Rhythm Pharmaceuticals Inc. said its investigational drug setmelanotide helped patients with certain rare genetic disorders of obesity lose weight in midstage trials.
Setmelanotide works by activating the melanocortin 4 receptor, or MC4R, a protein that plays a role in regulating energy expenditure and appetite.
The phase 2 basket studies evaluated setmelanotide in patients with rare genetic obesity disorders such as Bardet-Biedl syndrome, or BBS; Alström syndrome; pro-opiomelanocortin, or POMC, and other MC4 heterozygous deficiency obesities; and proopiomelanocortin epigenetic disorders.
For the five patients with BBS, the drug helped them achieve an average of 18.5% weight loss and cut their average hunger score by 74.2% after 40 to 60 weeks of treatment.
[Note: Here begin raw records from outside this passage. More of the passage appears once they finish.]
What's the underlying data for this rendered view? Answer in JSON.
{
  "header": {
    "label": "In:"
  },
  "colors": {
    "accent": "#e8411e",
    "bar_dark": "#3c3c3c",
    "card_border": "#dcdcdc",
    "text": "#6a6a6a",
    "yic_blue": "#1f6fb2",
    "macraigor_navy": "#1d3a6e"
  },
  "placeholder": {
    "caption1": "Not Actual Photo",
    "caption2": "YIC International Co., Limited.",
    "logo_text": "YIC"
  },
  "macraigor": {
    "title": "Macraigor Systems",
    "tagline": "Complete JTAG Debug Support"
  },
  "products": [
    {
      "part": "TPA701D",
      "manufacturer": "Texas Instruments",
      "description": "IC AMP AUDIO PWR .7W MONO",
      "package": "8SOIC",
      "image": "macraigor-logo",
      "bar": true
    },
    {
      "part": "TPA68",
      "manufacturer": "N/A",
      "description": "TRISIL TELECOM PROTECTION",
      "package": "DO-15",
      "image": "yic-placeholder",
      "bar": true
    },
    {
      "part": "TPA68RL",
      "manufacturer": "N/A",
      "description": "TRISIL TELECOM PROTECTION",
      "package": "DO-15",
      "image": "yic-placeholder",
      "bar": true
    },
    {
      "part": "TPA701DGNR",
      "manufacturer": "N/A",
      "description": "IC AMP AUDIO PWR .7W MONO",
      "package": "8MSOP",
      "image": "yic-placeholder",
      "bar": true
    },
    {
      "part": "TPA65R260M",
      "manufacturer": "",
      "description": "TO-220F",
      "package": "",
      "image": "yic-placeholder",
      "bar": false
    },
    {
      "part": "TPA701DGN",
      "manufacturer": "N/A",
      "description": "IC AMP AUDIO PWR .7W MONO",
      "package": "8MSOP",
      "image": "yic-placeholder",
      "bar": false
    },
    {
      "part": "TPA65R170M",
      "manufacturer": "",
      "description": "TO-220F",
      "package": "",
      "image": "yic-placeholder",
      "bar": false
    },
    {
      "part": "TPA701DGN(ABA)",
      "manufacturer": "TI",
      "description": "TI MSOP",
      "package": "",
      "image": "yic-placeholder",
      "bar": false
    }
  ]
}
The company noted that one pediatric patient with type 1 diabetes had no body weight change but had an average hunger score decrease of 53.3% and improved average blood sugar level to 7.6% from 10.1%.
For the Alström syndrome patient group, one patient achieved 23.2% weight loss and had 45.5% reduction in hunger score after 38 weeks of treatment.
In the POMC and other MC4 heterozygous deficiency obesity group, two patients lost weight by 15.4% and 6.5%, respectively. The first patient's hunger score decreased by 80%, while the second patient was at 20%.
Furthermore, the patient with POMC epigenetic disorder showed a 60% decrease in hunger score in the titration phase and withdrew from the treatment after a four-week vacation. The patient has resumed treatment and lost weight by a total of 9.2% over the trial.
The Boston-based biopharmaceutical intends to hold discussions with the U.S. Food and Drug Administration regarding the final design, protocol and goals of a combined phase 3 study for setmelanotide in patients with BBS and Alström syndrome, which it plans to conduct by the end of 2018.